> _TASK GOAL_
Search the records for the word "Package" and report each line that has it.

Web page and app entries
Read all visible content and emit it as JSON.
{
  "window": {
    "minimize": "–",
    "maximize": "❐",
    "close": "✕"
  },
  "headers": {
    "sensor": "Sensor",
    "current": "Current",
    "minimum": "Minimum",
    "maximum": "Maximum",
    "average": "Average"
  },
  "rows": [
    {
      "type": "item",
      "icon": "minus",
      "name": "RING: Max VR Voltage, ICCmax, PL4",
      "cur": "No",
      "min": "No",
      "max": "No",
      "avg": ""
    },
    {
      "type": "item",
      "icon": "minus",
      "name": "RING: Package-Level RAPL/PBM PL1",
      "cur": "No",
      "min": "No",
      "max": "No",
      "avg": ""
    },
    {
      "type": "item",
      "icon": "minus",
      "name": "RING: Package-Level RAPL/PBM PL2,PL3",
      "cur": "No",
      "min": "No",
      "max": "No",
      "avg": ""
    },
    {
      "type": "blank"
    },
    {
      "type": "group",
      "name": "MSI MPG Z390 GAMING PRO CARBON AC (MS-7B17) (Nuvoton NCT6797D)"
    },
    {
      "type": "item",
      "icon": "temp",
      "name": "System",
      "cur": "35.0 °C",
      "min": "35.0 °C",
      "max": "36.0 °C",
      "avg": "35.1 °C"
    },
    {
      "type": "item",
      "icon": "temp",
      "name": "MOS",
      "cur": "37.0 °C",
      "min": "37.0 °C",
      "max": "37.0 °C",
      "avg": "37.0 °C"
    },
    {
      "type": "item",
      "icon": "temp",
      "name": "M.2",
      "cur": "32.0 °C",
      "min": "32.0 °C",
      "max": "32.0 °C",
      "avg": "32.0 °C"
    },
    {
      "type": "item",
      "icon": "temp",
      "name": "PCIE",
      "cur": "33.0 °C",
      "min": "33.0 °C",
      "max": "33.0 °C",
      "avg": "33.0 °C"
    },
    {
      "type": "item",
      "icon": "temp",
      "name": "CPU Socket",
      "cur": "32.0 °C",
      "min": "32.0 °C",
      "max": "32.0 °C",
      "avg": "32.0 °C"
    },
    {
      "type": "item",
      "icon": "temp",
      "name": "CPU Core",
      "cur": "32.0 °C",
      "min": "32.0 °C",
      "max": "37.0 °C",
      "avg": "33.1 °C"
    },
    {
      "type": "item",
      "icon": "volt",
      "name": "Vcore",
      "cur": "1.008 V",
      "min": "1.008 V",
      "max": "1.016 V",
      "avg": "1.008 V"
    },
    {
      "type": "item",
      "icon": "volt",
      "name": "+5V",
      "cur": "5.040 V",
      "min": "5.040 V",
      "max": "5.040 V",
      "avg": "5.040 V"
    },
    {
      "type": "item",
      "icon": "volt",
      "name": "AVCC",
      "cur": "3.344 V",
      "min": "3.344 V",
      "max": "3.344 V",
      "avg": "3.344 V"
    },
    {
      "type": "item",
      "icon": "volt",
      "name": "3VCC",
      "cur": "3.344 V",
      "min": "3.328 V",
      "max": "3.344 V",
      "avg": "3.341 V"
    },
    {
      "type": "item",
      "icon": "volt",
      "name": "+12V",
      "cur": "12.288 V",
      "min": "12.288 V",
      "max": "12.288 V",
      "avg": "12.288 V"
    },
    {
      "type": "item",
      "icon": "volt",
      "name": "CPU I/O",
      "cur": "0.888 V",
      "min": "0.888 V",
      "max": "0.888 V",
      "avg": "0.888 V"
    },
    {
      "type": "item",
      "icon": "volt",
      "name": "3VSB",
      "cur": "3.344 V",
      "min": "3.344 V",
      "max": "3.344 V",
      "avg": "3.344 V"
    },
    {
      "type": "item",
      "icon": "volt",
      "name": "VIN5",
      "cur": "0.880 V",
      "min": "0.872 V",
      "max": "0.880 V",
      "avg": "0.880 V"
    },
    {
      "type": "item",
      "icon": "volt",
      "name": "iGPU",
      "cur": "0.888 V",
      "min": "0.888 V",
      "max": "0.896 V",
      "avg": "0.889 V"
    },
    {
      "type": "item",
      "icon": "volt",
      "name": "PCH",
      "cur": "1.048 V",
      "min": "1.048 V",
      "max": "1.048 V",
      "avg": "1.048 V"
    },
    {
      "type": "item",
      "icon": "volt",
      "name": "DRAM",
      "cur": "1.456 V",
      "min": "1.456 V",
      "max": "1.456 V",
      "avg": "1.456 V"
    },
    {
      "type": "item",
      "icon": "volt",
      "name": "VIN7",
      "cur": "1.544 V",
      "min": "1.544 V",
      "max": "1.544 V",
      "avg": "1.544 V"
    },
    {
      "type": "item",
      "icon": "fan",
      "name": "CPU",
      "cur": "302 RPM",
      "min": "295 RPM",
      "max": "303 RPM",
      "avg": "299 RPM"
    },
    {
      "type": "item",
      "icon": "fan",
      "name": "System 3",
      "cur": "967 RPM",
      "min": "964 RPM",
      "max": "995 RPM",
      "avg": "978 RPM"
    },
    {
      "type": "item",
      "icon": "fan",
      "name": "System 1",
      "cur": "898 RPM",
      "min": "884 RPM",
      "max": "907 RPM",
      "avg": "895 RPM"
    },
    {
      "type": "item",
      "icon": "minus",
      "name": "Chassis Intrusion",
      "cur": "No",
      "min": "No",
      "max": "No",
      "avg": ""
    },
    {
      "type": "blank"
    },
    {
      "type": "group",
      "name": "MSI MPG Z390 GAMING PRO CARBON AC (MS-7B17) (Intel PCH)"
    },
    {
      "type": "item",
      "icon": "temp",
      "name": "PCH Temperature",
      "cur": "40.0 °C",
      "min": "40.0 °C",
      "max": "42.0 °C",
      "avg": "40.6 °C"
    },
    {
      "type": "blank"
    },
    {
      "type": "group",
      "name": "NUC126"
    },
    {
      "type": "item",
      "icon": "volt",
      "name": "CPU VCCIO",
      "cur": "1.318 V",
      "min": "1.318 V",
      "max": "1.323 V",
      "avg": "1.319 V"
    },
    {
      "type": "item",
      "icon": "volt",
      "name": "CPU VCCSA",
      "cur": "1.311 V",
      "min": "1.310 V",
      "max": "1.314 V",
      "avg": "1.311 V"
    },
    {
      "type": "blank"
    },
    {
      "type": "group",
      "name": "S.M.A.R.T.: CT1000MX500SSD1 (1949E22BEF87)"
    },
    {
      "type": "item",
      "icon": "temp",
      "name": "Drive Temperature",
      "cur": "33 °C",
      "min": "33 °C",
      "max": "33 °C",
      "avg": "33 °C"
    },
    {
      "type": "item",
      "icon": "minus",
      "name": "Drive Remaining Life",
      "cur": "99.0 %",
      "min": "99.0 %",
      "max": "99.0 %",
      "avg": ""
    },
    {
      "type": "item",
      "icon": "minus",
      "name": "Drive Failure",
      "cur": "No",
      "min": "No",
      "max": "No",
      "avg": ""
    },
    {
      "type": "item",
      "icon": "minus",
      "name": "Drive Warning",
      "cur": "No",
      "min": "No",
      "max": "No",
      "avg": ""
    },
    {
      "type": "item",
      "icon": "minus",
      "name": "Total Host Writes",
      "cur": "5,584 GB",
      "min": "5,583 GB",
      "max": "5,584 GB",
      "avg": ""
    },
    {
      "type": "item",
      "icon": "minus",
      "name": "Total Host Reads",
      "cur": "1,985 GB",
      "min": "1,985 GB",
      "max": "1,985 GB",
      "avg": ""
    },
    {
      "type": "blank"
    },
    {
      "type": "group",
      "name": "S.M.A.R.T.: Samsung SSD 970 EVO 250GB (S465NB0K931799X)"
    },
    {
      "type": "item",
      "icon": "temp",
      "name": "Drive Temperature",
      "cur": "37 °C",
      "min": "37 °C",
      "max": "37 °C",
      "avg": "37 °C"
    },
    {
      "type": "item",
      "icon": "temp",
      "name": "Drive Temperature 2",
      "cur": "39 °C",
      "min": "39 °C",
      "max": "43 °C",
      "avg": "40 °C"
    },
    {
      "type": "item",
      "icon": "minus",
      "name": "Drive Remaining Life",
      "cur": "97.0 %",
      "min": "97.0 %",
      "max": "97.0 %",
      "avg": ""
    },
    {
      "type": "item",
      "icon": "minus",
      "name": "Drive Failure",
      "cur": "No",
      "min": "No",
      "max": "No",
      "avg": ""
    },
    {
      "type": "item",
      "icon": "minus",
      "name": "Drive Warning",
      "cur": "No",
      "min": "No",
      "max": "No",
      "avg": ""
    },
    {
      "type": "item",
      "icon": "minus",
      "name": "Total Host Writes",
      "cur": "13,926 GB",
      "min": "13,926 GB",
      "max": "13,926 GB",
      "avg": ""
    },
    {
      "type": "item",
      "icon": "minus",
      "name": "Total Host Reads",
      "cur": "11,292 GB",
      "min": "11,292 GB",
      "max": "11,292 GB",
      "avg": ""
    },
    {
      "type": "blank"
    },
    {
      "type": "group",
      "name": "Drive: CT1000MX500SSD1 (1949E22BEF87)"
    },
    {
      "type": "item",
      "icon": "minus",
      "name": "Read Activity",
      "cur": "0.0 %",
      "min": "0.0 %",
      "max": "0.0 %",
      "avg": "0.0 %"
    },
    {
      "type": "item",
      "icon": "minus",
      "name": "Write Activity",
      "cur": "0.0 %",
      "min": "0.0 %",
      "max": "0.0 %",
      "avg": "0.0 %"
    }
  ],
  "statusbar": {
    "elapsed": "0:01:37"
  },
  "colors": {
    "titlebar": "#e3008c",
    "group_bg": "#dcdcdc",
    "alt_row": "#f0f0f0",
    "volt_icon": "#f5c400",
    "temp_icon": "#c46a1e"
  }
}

> _ANSWER BELOW_
      "name": "RING: Package-Level RAPL/PBM PL1",
      "name": "RING: Package-Level RAPL/PBM PL2,PL3",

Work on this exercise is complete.